“With such a tiny ring it is hard to be certain, but between it and particularly the National Portrait Gallery example there seems to have been a prettying up and a loss of spirit. Fortunately, the sequence also has the effect of corroborating a seventeenth-century miniature in the collection of the Duke of Bucceleuch and Queensberry. Charles I had this copied as ‘Anne Boleyn’ by John Hoskins the elder…and it is now endorsed ‘from an ancient original’. How ‘ancient’ it is impossible to say. Although the relationship to the examples in the NPG pattern is evident, these were only thirty years old or perhaps less. It is more likely that Hoskins had access to an earlier image of the kind from which the NPG image originated. A full-length portrait of Anne was owned by Lord Lumley in 1590 and existed as late as 1773. Could it even be that Hoskins’ source was or was derived from a Holbein painting now lost? Speculation apart, the Hoskins is important because it preserves what a highly talented seventeenth-century miniaturist made of the image, and though again further softened, it is the best depiction of Anne we are likely ever to have, failing the discovery of new material. Portrait medal – Chequers ring – Hever/NPG pattern – Hoskins miniature: the chain is complete. We have the real Anne Boleyn.

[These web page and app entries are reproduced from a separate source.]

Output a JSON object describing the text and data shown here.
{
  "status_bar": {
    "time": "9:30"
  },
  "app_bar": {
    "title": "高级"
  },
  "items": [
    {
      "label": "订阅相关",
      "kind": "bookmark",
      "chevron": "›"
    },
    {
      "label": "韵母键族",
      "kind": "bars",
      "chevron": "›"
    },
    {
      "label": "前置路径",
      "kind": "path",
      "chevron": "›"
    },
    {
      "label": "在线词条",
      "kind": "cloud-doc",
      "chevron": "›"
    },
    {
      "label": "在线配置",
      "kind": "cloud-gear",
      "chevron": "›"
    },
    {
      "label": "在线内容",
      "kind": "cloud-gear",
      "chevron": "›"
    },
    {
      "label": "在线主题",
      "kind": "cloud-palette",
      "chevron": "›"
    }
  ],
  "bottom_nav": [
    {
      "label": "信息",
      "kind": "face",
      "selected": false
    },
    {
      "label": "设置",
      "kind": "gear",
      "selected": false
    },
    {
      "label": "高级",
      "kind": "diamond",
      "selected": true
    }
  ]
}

“…Establishing a reliable image for Anne Boleyn only accentuates the evidence of contemporaries that her attraction was not outstanding natural beauty. What, then, explains her power? In the first place she radiated sex. The heir of Northumberland would try to break a six-year-old engagement for her; Sir Thomas would become passionately involved; and it was the inability of a Flemish musician to stand the heady atmosphere around her that would help bring Anne to destruction. As for Henry, the king’s own letters show how explicit was his desire…”
“That Anne was aware of her attractiveness to men seems obvious. While in France her place beside the retiring queen would have kept her away from most of the notorious licentiousness which flourished in Francis I’s own household. Nevertheless, Anne cannot have been made aware of her power during such visits as Claude did make to a court which was much more explicitly erotic than those at London or Brussels…days after her death de Carles waxed lyrical about her expressive eyes…

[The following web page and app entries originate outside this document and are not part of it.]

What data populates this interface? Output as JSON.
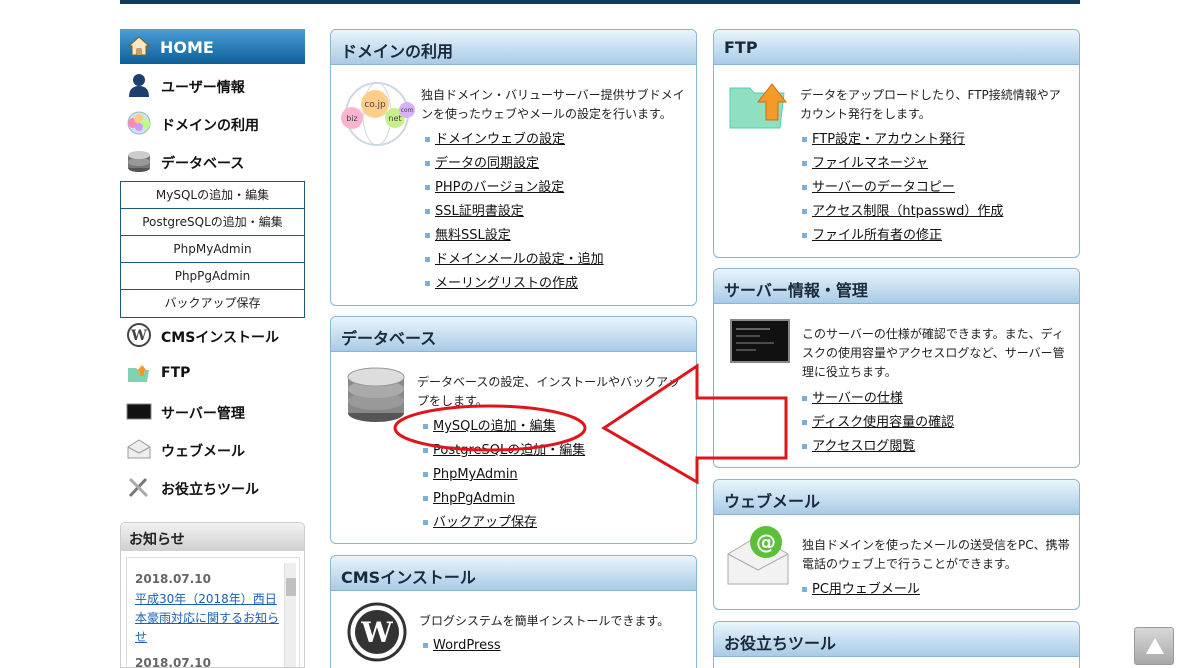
{
  "sidebar": {
    "home": "HOME",
    "items": [
      {
        "label": "ユーザー情報",
        "icon": "user-icon"
      },
      {
        "label": "ドメインの利用",
        "icon": "domain-globe-icon"
      },
      {
        "label": "データベース",
        "icon": "database-icon"
      }
    ],
    "db_sub": [
      "MySQLの追加・編集",
      "PostgreSQLの追加・編集",
      "PhpMyAdmin",
      "PhpPgAdmin",
      "バックアップ保存"
    ],
    "items2": [
      {
        "label": "CMSインストール",
        "icon": "wordpress-icon"
      },
      {
        "label": "FTP",
        "icon": "ftp-folder-icon"
      },
      {
        "label": "サーバー管理",
        "icon": "terminal-icon"
      },
      {
        "label": "ウェブメール",
        "icon": "mail-icon"
      },
      {
        "label": "お役立ちツール",
        "icon": "tools-icon"
      }
    ],
    "notice": {
      "title": "お知らせ",
      "date1": "2018.07.10",
      "text1": "平成30年（2018年）西日本豪雨対応に関するお知らせ",
      "date2": "2018.07.10"
    }
  },
  "panels": {
    "domain": {
      "title": "ドメインの利用",
      "desc": "独自ドメイン・バリューサーバー提供サブドメインを使ったウェブやメールの設定を行います。",
      "globe_labels": [
        "co.jp",
        "net",
        "com",
        "biz"
      ],
      "links": [
        "ドメインウェブの設定",
        "データの同期設定",
        "PHPのバージョン設定",
        "SSL証明書設定",
        "無料SSL設定",
        "ドメインメールの設定・追加",
        "メーリングリストの作成"
      ]
    },
    "database": {
      "title": "データベース",
      "desc": "データベースの設定、インストールやバックアップをします。",
      "links": [
        "MySQLの追加・編集",
        "PostgreSQLの追加・編集",
        "PhpMyAdmin",
        "PhpPgAdmin",
        "バックアップ保存"
      ]
    },
    "cms": {
      "title": "CMSインストール",
      "desc": "ブログシステムを簡単インストールできます。",
      "links": [
        "WordPress"
      ]
    },
    "ftp": {
      "title": "FTP",
      "desc": "データをアップロードしたり、FTP接続情報やアカウント発行をします。",
      "links": [
        "FTP設定・アカウント発行",
        "ファイルマネージャ",
        "サーバーのデータコピー",
        "アクセス制限（htpasswd）作成",
        "ファイル所有者の修正"
      ]
    },
    "server": {
      "title": "サーバー情報・管理",
      "desc": "このサーバーの仕様が確認できます。また、ディスクの使用容量やアクセスログなど、サーバー管理に役立ちます。",
      "links": [
        "サーバーの仕様",
        "ディスク使用容量の確認",
        "アクセスログ閲覧"
      ]
    },
    "webmail": {
      "title": "ウェブメール",
      "desc": "独自ドメインを使ったメールの送受信をPC、携帯電話のウェブ上で行うことができます。",
      "links": [
        "PC用ウェブメール"
      ]
    },
    "tools": {
      "title": "お役立ちツール"
    }
  },
  "annotation_color": "#e0151b"
}
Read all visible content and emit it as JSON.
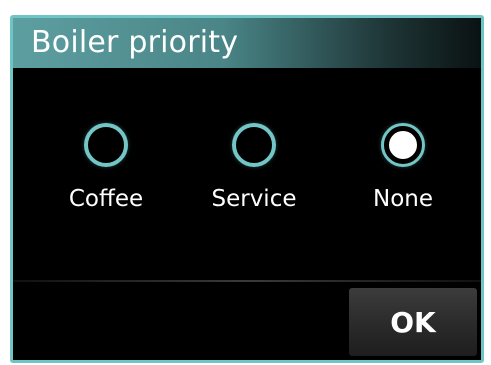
{
  "dialog": {
    "title": "Boiler priority",
    "options": [
      {
        "label": "Coffee",
        "selected": false
      },
      {
        "label": "Service",
        "selected": false
      },
      {
        "label": "None",
        "selected": true
      }
    ],
    "ok_label": "OK"
  },
  "colors": {
    "accent": "#74c6c6",
    "background": "#000000",
    "text": "#ffffff"
  }
}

“Yet sexuality was only part of Anne Boleyn’s attraction. What made her stand out was sophistication, elegance, and independence, in fact the continental experience and upbringing which we have explored…
“France and Queen Claude, and, one might add, Margaret of Austria: these had made the difference. There were other foreign ladies at the English court. Some, now aging, had come over with Katherine of Aragon, but among the English there was nobody with a tithe of the continental polish of Anne Boleyn. One of Wolsey’s servants who had known her remembered how she stood out among the other women at court for ‘her excellent grace and behavior’. A less than enthusiastic Protestant writer of the next generation told how’ albeit in beauty she was to many inferior, but for behavior, manners, attire, and tongue she excelled them all, for she had been brought up in France.’ A Catholic account of the same period stressed that ‘she was in the prime of her youth’, and as well as her musical abilities ‘had her Latin and French tongue’…Even the recusant tradition remembered her elegance and gave her credit for it, if for nothing else: ‘She was the model and the mirror of those who were at court, for she was always well dressed, and every day made some change in the fashion of her garments. But as to the disposition of her mind…’

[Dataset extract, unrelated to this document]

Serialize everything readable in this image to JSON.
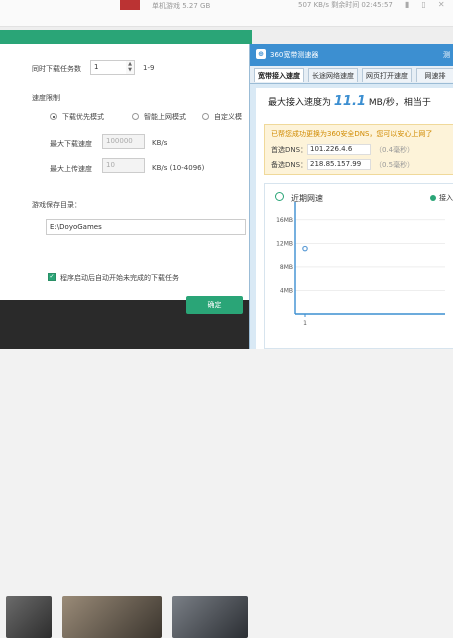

“Anne Boleyn had style, and continental style at that. George Wyatt might look back and write of ‘the graces of nature graced by gracious education’, but Carles declared at the time: ‘no one would ever have taken her to be English by her manners, but a native-born Frenchwoman’.”